(Extracted records)
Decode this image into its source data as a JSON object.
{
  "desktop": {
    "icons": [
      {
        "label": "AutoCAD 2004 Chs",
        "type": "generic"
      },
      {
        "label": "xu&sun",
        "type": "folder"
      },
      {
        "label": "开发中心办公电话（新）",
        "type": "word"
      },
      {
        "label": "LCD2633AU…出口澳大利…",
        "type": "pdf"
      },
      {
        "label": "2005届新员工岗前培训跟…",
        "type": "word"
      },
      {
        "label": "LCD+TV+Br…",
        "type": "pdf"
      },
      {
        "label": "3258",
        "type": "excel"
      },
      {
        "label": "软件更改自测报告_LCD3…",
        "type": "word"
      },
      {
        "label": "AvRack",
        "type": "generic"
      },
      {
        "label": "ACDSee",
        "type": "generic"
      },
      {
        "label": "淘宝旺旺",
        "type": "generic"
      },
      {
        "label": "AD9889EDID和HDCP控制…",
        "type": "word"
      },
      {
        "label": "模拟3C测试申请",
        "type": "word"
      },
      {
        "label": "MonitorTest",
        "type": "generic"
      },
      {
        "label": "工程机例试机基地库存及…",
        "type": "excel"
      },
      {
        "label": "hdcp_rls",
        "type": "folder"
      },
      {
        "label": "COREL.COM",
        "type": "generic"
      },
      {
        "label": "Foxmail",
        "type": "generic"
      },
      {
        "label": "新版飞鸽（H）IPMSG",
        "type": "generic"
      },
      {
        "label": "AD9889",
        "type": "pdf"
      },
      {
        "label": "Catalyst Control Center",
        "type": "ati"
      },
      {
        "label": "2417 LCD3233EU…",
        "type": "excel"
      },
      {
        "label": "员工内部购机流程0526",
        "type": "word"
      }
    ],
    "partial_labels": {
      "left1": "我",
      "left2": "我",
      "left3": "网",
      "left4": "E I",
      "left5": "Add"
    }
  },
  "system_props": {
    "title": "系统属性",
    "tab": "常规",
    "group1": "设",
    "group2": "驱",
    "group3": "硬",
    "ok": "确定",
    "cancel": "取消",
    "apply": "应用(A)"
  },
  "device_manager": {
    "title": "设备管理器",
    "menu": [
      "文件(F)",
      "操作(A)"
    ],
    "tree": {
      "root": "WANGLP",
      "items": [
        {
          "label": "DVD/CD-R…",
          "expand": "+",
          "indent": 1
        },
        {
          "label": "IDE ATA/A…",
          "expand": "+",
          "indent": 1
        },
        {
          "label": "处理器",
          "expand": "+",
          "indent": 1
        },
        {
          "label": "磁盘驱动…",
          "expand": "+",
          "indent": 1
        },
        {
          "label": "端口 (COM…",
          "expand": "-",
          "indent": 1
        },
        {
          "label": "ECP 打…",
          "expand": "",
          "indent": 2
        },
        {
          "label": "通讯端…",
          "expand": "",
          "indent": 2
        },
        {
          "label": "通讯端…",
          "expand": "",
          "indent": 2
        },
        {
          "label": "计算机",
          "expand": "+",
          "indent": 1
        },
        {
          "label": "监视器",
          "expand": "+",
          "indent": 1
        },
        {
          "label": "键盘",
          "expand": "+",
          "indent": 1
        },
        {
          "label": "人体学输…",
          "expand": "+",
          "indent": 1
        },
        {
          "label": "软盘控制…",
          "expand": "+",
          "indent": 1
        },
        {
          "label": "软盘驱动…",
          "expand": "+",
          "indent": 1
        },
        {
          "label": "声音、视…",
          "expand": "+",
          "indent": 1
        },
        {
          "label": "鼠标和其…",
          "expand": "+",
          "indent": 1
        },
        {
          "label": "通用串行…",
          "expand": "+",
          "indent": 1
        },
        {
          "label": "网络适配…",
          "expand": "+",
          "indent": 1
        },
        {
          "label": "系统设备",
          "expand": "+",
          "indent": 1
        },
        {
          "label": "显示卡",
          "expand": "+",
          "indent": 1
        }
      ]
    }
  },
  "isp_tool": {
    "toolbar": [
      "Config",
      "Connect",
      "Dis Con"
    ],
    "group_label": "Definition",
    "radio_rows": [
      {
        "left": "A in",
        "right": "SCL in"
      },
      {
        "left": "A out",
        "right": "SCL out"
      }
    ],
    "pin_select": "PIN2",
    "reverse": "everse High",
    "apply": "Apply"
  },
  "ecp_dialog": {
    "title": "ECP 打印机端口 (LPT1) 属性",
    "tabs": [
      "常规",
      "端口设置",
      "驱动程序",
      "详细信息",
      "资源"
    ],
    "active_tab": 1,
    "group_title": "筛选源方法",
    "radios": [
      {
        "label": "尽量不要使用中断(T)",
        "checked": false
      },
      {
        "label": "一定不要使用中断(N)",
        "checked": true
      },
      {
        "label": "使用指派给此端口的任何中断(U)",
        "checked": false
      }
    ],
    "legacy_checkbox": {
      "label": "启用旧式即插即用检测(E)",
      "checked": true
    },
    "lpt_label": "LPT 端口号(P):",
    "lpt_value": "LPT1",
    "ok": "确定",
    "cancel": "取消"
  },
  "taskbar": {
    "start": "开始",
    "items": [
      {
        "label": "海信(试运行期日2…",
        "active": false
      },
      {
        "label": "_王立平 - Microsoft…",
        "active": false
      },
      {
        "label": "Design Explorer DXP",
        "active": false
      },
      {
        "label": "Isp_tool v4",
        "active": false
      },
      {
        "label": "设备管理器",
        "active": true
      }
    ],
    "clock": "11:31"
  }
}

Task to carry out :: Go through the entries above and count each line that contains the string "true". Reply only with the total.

Exercise output :: 3